## EXERCISE GOAL
Every entry below needs to be repeated exactly as written.

## RECORDED INFORMATION
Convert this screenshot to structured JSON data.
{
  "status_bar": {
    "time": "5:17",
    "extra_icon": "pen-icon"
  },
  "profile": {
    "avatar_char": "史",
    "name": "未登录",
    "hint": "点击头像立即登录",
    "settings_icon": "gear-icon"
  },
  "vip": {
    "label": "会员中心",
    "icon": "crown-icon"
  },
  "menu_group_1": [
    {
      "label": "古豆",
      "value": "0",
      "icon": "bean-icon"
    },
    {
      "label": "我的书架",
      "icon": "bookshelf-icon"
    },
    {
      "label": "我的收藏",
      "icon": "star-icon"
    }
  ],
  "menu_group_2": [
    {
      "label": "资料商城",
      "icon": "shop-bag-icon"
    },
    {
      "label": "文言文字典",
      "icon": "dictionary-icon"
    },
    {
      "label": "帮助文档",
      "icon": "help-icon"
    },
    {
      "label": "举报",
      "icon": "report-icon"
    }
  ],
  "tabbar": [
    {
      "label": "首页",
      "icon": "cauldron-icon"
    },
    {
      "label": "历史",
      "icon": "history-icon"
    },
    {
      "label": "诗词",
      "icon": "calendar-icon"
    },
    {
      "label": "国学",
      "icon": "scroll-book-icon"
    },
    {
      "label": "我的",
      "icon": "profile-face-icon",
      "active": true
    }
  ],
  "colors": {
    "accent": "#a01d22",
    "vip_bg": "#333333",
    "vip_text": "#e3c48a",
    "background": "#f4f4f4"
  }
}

## REPLY
Convert this screenshot to structured JSON data.
{
  "status_bar": {
    "time": "5:17",
    "extra_icon": "pen-icon"
  },
  "profile": {
    "avatar_char": "史",
    "name": "未登录",
    "hint": "点击头像立即登录",
    "settings_icon": "gear-icon"
  },
  "vip": {
    "label": "会员中心",
    "icon": "crown-icon"
  },
  "menu_group_1": [
    {
      "label": "古豆",
      "value": "0",
      "icon": "bean-icon"
    },
    {
      "label": "我的书架",
      "icon": "bookshelf-icon"
    },
    {
      "label": "我的收藏",
      "icon": "star-icon"
    }
  ],
  "menu_group_2": [
    {
      "label": "资料商城",
      "icon": "shop-bag-icon"
    },
    {
      "label": "文言文字典",
      "icon": "dictionary-icon"
    },
    {
      "label": "帮助文档",
      "icon": "help-icon"
    },
    {
      "label": "举报",
      "icon": "report-icon"
    }
  ],
  "tabbar": [
    {
      "label": "首页",
      "icon": "cauldron-icon"
    },
    {
      "label": "历史",
      "icon": "history-icon"
    },
    {
      "label": "诗词",
      "icon": "calendar-icon"
    },
    {
      "label": "国学",
      "icon": "scroll-book-icon"
    },
    {
      "label": "我的",
      "icon": "profile-face-icon",
      "active": true
    }
  ],
  "colors": {
    "accent": "#a01d22",
    "vip_bg": "#333333",
    "vip_text": "#e3c48a",
    "background": "#f4f4f4"
  }
}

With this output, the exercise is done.